I am in Cologne, Germany on business this week, and of course I am taking advantage of the location to do some photography. This morning the light was amazing for a brief interval, and it was breathtaking to see the Cathedral across the Rhine take on the ruddy colours of a red-sky morning.
The other night I had fun shooting stills for The Alexander Singers (a Toronto community theatre group) production of The Fantasticks. It was a challenging shoot: no flash allowed, so I had to shoot at ISO 3200 wide-open and hope that the VR (vibration reduction) on my D90 would give me at least some non-blurry shots.
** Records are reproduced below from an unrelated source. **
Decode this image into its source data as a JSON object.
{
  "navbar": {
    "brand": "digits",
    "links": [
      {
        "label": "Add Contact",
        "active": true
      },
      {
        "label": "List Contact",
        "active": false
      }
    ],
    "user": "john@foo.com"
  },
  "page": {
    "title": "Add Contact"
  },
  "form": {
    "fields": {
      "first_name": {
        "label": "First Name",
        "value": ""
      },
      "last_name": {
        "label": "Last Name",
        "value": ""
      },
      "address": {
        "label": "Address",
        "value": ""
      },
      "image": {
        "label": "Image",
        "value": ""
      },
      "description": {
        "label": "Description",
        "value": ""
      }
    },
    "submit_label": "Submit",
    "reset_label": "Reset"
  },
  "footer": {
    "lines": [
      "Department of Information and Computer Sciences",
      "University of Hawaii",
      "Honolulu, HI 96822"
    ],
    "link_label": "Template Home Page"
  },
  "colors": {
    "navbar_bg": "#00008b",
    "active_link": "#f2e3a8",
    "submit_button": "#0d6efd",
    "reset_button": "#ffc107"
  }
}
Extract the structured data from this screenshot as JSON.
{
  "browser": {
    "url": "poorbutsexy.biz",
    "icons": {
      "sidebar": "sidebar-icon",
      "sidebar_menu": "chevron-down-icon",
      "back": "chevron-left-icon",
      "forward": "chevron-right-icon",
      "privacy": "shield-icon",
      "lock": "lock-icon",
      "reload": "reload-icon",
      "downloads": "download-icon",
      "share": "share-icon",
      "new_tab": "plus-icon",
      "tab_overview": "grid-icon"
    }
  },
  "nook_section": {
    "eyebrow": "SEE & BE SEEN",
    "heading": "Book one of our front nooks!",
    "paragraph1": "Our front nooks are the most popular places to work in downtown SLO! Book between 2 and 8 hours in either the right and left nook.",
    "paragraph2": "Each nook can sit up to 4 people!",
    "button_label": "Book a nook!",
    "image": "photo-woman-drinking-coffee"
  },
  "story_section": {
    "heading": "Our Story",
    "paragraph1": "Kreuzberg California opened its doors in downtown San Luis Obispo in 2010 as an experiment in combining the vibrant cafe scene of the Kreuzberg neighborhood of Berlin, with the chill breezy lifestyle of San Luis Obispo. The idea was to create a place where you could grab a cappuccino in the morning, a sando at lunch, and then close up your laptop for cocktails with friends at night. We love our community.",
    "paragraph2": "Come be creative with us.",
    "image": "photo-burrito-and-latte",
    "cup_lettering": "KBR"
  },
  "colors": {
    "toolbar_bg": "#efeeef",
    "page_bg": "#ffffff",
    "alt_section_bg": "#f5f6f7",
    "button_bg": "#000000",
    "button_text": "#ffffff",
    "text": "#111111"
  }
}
I was quite happy with how things turned out; after a busy evening of “spray and pray” shooting, I had over 150 usable pictures, including the image below of the character “Henry”: an actor well past his prime, hired to take part in an abduction. If you are looking for something to do over the next few nights, I’d recommend checking out this show; a very strong cast makes it a most enjoyable production.
I think Quebec City is my favourite city in Canada; it’s a close to being in Europe without crossing the Atlantic. It’s also a photographer’s dream.
I took the photo below in 2007, taking advantage of a non-crowded moment. It is slightly underexposed on purpose, to de-emphasize the benches, and emphasize the lines and texture in the wood. It also makes it a challenge to determine the time of day this image was created, and I like that mystery.
I shot this Toronto street image below on Kodak Tri-X film, one of the all time classic black and white films. I shot a lot of this in the 1970’s, and a few weeks ago I decided to step back in time and shoot it again. Then it sat on the shelf until I finally got a developer tank and some chemicals. I finally got around to doing so, and yesterday developed my first roll of film in about thirty years.
The ritual came back fairly easily; loading the developer tank in complete darkness, then putting the lid on, turning on the light and “souping” the film in the various chemicals. My “darkroom” (actually our basement bathroom) soon took on the smell of acetic acid (vinegar), but at the end of it all the negatives came out fine; I let the film dry, and a few hours later I had scans of the negatives, including this image. It wasn’t as fast as snapping a photo and looking at the LCD panel on the back of my DSLR, but it will do just fine.
It’s neat to be doing my own processing again, and the alchemy has its own magic. 🙂
While many of my autumn pictures are either focused on splashes of colour, or are black and white texture studies, sometimes I feel the need to explore the space in-between. The image below is one I captured a couple of weeks ago in the Don Valley in Toronto; the paint on the bridge is faded and blotchy, and the taggers have been busy. The image did not work in either full colour or black and white, so I turned the colour down quite a bit, and that captured the mood of gentle decay for me.